Philip Ball muses on the many meanings of openness in science
Chemistry World’s science communication competition this year had the theme of openness. That in itself was open to interpretation, and the shortlisted entries showed a pleasing diversity, from discussions of crowd-sourcing and historical vignettes to a fictionalised take on the ethical dilemmas of research.
Several of the shortlisted entries made the point that openness has been an important feature of science for centuries. The winning entry from Tessa Fiorini argued that the readiness to publish and disseminate results was instrumental to the impact of Antoine Lavoisier’s work in the late 18th century. But arguably Lavoisier was as concerned about securing priority as he was about sharing his findings, and it seems he exploited the openness of some of his rivals. On hearing about Henry Cavendish’s synthesis of water from Cavendish’s colleague Charles Blagden, he immediately repeated the experiment and reported it to the French Academy of Sciences.
The emphasis on open publication began the previous century, especially with the creation of the Royal Society’s Philosophical Transactions in 1665 – itself an extension of the international network of corresponding scientists orchestrated by the society’s multilingual secretary Henry Oldenburg. Philosophical Transactions aimed for simple prose that could be understood, evaluated and debated by all readers. Yet this publication culture fuelled priority disputes, which immediately became as bitter as any we see today. Isaac Newton wrote the Principia to show that he had a better proof than Robert Hooke of the elliptical orbits of planets, while Hooke disputed ownership of the spring-regulated watch with Christiaan Huygens.

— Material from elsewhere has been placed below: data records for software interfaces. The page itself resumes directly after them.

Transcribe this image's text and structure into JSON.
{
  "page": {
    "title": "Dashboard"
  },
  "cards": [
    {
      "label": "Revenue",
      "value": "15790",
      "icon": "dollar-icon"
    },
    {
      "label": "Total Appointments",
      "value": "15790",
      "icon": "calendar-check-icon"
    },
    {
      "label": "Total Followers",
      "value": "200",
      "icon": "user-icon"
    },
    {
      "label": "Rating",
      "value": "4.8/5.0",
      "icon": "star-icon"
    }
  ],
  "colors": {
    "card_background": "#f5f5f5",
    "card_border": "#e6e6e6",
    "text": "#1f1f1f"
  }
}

These ‘science clubs’, which began in the late 16th century, were a break from the individual and often secretive research of the past, exemplified by alchemy. But even there the motives and methods varied, as Emily Billinge pointed out. Paracelsus in the early 16th century took to publishing his alchemical and medical theories in the vernacular (in his case German) to make them widely accessible. Part of his motive was a rejection of the exclusivity of academic Latin, but there was also self-interest – the desire to reach a wide audience. Martin Luther wrote in German for the same reason.
In other words, ‘openness’ here is not merely, or even primarily, a matter of making science democratic. And as the open-access movement shows, the openness of publishing has traditionally been relative: the science is there for all who can afford to get at it. None of the shortlisted entries took the discussion to the next stage, where openness might mean not just making results more accessible but also openly debating their validity and interpretation.

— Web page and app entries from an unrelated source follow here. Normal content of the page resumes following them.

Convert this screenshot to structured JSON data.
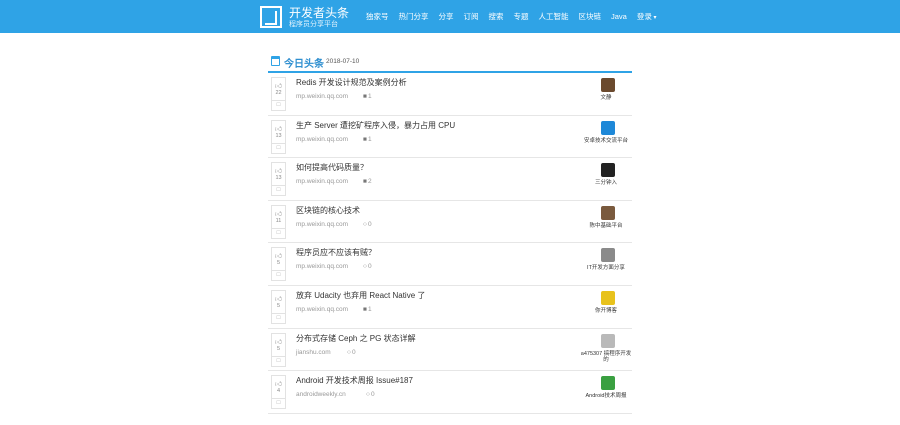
{
  "brand": {
    "title": "开发者头条",
    "subtitle": "程序员分享平台"
  },
  "nav": [
    "独家号",
    "热门分享",
    "分享",
    "订阅",
    "搜索",
    "专题",
    "人工智能",
    "区块链",
    "Java",
    "登录"
  ],
  "section": {
    "title": "今日头条",
    "date": "2018-07-10"
  },
  "items": [
    {
      "title": "Redis 开发设计规范及案例分析",
      "source": "mp.weixin.qq.com",
      "comments": "1",
      "votes": "22",
      "author": "文静",
      "avatar_color": "#6b4a2e",
      "comment_style": "filled"
    },
    {
      "title": "生产 Server 遭挖矿程序入侵，暴力占用 CPU",
      "source": "mp.weixin.qq.com",
      "comments": "1",
      "votes": "13",
      "author": "安卓技术交流平台",
      "avatar_color": "#1e88d8",
      "comment_style": "filled"
    },
    {
      "title": "如何提高代码质量？",
      "source": "mp.weixin.qq.com",
      "comments": "2",
      "votes": "13",
      "author": "三分钟入",
      "avatar_color": "#222222",
      "comment_style": "filled"
    },
    {
      "title": "区块链的核心技术",
      "source": "mp.weixin.qq.com",
      "comments": "0",
      "votes": "11",
      "author": "陈中基础平台",
      "avatar_color": "#7a5a3e",
      "comment_style": "outline"
    },
    {
      "title": "程序员应不应该有贼？",
      "source": "mp.weixin.qq.com",
      "comments": "0",
      "votes": "5",
      "author": "IT开发方面分享",
      "avatar_color": "#8a8a8a",
      "comment_style": "outline"
    },
    {
      "title": "放弃 Udacity 也弃用 React Native 了",
      "source": "mp.weixin.qq.com",
      "comments": "1",
      "votes": "5",
      "author": "你开博客",
      "avatar_color": "#e8c21c",
      "comment_style": "filled"
    },
    {
      "title": "分布式存储 Ceph 之 PG 状态详解",
      "source": "jianshu.com",
      "comments": "0",
      "votes": "5",
      "author": "a475307 搞程序开发的",
      "avatar_color": "#b9b9b9",
      "comment_style": "outline"
    },
    {
      "title": "Android 开发技术周报 Issue#187",
      "source": "androidweekly.cn",
      "comments": "0",
      "votes": "4",
      "author": "Android技术周报",
      "avatar_color": "#3aa041",
      "comment_style": "outline"
    }
  ]
}
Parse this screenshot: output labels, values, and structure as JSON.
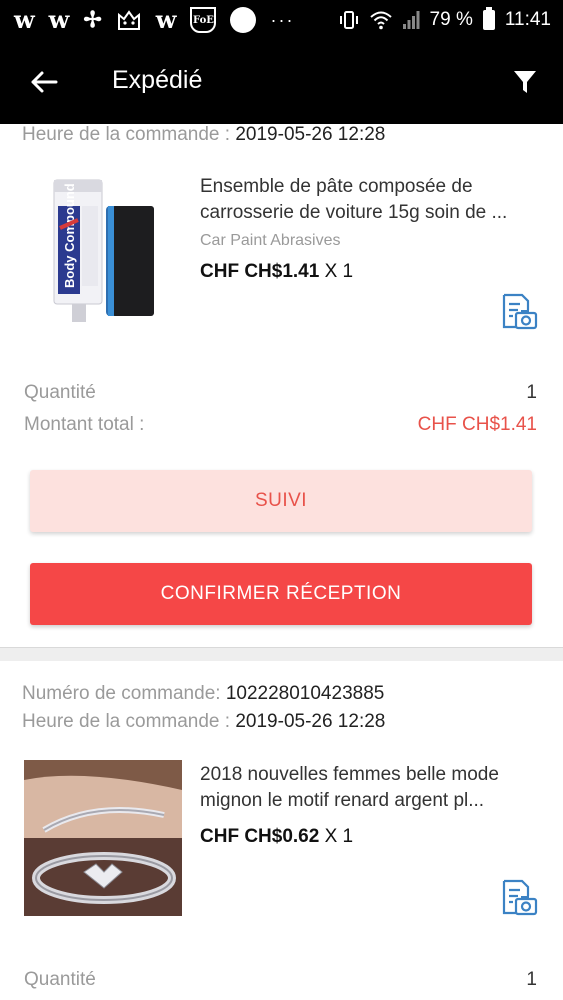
{
  "status_bar": {
    "app_icons": [
      "w",
      "w",
      "✢",
      "cat",
      "w",
      "FoE",
      "circle"
    ],
    "more": "···",
    "battery": "79 %",
    "time": "11:41"
  },
  "header": {
    "title": "Expédié",
    "back_icon": "arrow-left-icon",
    "filter_icon": "filter-funnel-icon"
  },
  "orders": [
    {
      "order_time_label": "Heure de la commande :",
      "order_time": "2019-05-26 12:28",
      "product": {
        "title_line1": "Ensemble de pâte composée de",
        "title_line2": "carrosserie de voiture 15g soin de ...",
        "category": "Car Paint Abrasives",
        "price": "CHF CH$1.41",
        "qty": "X 1",
        "thumb_label": "Body Compound"
      },
      "quantity_label": "Quantité",
      "quantity": "1",
      "total_label": "Montant total :",
      "total": "CHF CH$1.41",
      "track_button": "SUIVI",
      "confirm_button": "CONFIRMER RÉCEPTION"
    },
    {
      "order_number_label": "Numéro de commande:",
      "order_number": "102228010423885",
      "order_time_label": "Heure de la commande :",
      "order_time": "2019-05-26 12:28",
      "product": {
        "title_line1": "2018 nouvelles femmes belle mode",
        "title_line2": "mignon le motif renard argent pl...",
        "price": "CHF CH$0.62",
        "qty": "X 1"
      },
      "quantity_label": "Quantité",
      "quantity": "1"
    }
  ],
  "colors": {
    "accent_red": "#f54747",
    "price_red": "#e8524a",
    "track_bg": "#fde1de",
    "icon_blue": "#3b82c4"
  }
}
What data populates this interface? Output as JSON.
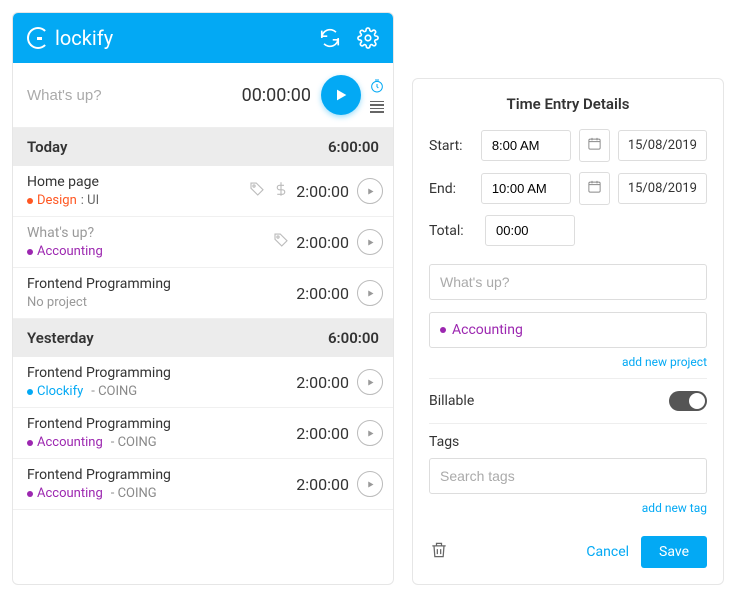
{
  "brand": "lockify",
  "timer": {
    "placeholder": "What's up?",
    "time": "00:00:00"
  },
  "sections": [
    {
      "label": "Today",
      "total": "6:00:00",
      "entries": [
        {
          "title": "Home page",
          "projectColor": "orange",
          "projectName": "Design",
          "taskName": ": UI",
          "clientName": "",
          "showTag": true,
          "showBill": true,
          "duration": "2:00:00"
        },
        {
          "title": "What's up?",
          "muted": true,
          "projectColor": "purple",
          "projectName": "Accounting",
          "taskName": "",
          "clientName": "",
          "showTag": true,
          "showBill": false,
          "duration": "2:00:00"
        },
        {
          "title": "Frontend Programming",
          "projectColor": "grey",
          "projectName": "No project",
          "taskName": "",
          "clientName": "",
          "showTag": false,
          "showBill": false,
          "duration": "2:00:00"
        }
      ]
    },
    {
      "label": "Yesterday",
      "total": "6:00:00",
      "entries": [
        {
          "title": "Frontend Programming",
          "projectColor": "blue",
          "projectName": "Clockify",
          "taskName": "",
          "clientName": " - COING",
          "showTag": false,
          "showBill": false,
          "duration": "2:00:00"
        },
        {
          "title": "Frontend Programming",
          "projectColor": "purple",
          "projectName": "Accounting",
          "taskName": "",
          "clientName": " - COING",
          "showTag": false,
          "showBill": false,
          "duration": "2:00:00"
        },
        {
          "title": "Frontend Programming",
          "projectColor": "purple",
          "projectName": "Accounting",
          "taskName": "",
          "clientName": " - COING",
          "showTag": false,
          "showBill": false,
          "duration": "2:00:00"
        }
      ]
    }
  ],
  "details": {
    "heading": "Time Entry Details",
    "startLabel": "Start:",
    "startTime": "8:00 AM",
    "startDate": "15/08/2019",
    "endLabel": "End:",
    "endTime": "10:00 AM",
    "endDate": "15/08/2019",
    "totalLabel": "Total:",
    "totalValue": "00:00",
    "descPlaceholder": "What's up?",
    "projectName": "Accounting",
    "addProject": "add new project",
    "billableLabel": "Billable",
    "tagsLabel": "Tags",
    "tagsPlaceholder": "Search tags",
    "addTag": "add new tag",
    "cancel": "Cancel",
    "save": "Save"
  }
}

Vigorous blog debates about ‘arsenic DNA’ and ‘striped nanoparticles’ show that researchers can expect to have their findings challenged outside of the stately forums of journal correspondence pages. That is going to blur the whole notion of a ‘primary’ research literature, in ways that I expect to be largely beneficial.
Science has always been crowdsourcing; researchers build on the achievements of others

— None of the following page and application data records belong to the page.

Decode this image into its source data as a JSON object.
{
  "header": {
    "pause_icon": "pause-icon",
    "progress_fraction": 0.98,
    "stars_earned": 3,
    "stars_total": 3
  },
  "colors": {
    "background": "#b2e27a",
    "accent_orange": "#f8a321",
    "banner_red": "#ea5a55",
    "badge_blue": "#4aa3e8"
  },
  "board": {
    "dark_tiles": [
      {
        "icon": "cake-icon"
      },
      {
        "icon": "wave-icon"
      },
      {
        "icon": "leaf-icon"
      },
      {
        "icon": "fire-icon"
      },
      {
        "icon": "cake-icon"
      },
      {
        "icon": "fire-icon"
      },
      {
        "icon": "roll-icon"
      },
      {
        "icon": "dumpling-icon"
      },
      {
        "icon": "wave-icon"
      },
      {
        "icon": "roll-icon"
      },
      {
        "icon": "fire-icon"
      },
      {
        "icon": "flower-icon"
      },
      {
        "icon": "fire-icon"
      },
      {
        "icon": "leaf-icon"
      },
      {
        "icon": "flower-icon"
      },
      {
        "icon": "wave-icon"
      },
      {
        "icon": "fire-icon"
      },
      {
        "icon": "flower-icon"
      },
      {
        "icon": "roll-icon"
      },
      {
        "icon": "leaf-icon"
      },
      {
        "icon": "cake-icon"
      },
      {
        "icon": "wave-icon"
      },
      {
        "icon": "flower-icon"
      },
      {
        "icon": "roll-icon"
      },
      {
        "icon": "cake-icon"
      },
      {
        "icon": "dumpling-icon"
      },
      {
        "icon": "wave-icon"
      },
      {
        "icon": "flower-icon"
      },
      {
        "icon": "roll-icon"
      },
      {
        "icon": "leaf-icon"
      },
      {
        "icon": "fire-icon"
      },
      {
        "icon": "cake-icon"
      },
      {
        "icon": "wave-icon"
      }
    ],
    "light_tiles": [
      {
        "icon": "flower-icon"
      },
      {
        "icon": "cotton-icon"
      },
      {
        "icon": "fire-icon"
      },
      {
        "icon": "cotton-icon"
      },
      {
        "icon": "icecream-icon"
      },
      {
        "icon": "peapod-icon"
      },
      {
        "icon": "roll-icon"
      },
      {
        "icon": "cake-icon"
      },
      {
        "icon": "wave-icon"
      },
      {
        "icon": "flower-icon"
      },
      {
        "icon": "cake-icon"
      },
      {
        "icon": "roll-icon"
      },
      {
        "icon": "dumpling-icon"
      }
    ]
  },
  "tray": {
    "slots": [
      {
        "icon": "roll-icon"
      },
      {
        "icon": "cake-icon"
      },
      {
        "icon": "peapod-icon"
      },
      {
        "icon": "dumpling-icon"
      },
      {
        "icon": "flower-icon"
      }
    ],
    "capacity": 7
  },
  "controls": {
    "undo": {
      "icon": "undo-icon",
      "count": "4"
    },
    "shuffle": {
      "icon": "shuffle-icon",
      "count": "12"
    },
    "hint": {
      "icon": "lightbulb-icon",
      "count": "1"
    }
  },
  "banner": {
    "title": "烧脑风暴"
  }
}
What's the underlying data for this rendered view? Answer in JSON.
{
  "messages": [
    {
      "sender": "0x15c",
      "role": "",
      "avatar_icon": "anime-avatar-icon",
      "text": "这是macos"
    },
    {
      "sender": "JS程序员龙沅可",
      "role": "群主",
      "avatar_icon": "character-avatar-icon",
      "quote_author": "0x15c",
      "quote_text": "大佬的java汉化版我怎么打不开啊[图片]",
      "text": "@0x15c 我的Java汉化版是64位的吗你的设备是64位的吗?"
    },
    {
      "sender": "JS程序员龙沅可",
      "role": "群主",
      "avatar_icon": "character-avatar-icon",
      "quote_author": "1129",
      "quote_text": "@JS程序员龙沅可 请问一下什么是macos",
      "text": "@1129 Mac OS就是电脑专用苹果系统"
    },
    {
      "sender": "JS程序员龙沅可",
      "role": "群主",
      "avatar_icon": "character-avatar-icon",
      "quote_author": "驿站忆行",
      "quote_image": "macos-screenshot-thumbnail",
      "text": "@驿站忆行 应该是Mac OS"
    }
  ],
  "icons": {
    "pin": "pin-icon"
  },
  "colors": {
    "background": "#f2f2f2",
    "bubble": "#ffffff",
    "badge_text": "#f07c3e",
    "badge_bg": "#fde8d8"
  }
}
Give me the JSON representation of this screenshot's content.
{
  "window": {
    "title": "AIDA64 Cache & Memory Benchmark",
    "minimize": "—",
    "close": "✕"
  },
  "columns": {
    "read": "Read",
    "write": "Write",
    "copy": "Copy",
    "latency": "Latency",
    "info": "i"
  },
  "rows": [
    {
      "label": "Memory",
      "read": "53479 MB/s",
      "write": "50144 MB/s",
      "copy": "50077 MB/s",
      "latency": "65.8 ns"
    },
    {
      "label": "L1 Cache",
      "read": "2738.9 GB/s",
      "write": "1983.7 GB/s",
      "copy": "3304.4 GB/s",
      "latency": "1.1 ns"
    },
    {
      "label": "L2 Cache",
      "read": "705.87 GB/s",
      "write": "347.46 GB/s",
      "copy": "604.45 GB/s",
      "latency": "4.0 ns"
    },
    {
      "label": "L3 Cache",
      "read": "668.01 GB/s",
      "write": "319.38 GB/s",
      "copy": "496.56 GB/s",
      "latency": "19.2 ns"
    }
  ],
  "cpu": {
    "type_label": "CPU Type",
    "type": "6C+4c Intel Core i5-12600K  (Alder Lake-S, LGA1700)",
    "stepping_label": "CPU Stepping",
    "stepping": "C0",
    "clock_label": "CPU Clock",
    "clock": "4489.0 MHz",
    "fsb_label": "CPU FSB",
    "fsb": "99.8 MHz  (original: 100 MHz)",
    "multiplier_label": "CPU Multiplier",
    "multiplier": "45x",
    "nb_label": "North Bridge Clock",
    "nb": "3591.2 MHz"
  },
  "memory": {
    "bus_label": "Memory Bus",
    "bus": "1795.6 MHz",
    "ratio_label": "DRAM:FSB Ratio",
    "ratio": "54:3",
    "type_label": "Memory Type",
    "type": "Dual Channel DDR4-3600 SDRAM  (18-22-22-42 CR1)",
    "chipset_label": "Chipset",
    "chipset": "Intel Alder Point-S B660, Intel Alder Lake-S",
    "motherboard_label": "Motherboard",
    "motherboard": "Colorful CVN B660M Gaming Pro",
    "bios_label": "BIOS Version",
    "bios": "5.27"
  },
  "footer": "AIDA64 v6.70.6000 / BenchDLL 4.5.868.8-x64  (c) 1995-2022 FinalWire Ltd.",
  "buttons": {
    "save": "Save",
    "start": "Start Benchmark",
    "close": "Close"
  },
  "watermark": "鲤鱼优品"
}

Crowdsourcing has been presented as a new way to do science. But Paul Brack argued that it is actually an old idea, citing the longitude prize offered by the British government in 1714 as an early example. In chemistry, Louis XVI prevailed on the French Academy of Sciences in 1793 to offer a prize for soda manufacture from sea salt, which stimulated Nicolas Leblanc to develop his important industrial process several years later. France was particularly active in this kind of thing: the Society for the Encouragement of National Industry also offered a 6000-franc prize in 1824 for a method to make the blue pigment ultramarine, which Jean-Baptiste Guimet claimed within four years.
These government initiatives are back in vogue, as Nasa’s Tournament Lab shows. But more often now this approach comes from commercial companies, such as Innocentive and CrowdFlower, who mediate between clients with sponsor-supported challenges and legions of ‘solvers’. Marblar charges clients to post their research and offers cash prizes for successful suggestions of how to turn it into a business proposition. But money isn’t always the driver. As ground-breaking efforts like Galaxy Zoo (a project that enlisted volunteers to classify thousands of galaxy shapes) and FoldIt (where volunteers look for ways to fold proteins) have shown, people like to get involved for the sheer fun of participating in real research. Chemists have found effective and even educational ways to tap into ‘citizen science’ in this way, such as the Arizona soil analysis project Gardenroots and the SHArK project that enlists young people to search for photoelectrocatalysts for water splitting.
Yet science has always been a crowdsourcing venture in a way, in that researchers build on the achievements of others. That’s most evident when a problem can be decomposed into distinct parts: a feature of many challenges in chemistry, such as multistep total syntheses. Efforts here are currently rather haphazard, but they could be streamlined to make synthesis more efficient and avoid redundant efforts in multiple labs.
In short, openness in science has always meant many things – not all of them altruistic or generous-spirited – and there is no obvious or inexorable trend towards more of it. We may yet find better ways to exploit it.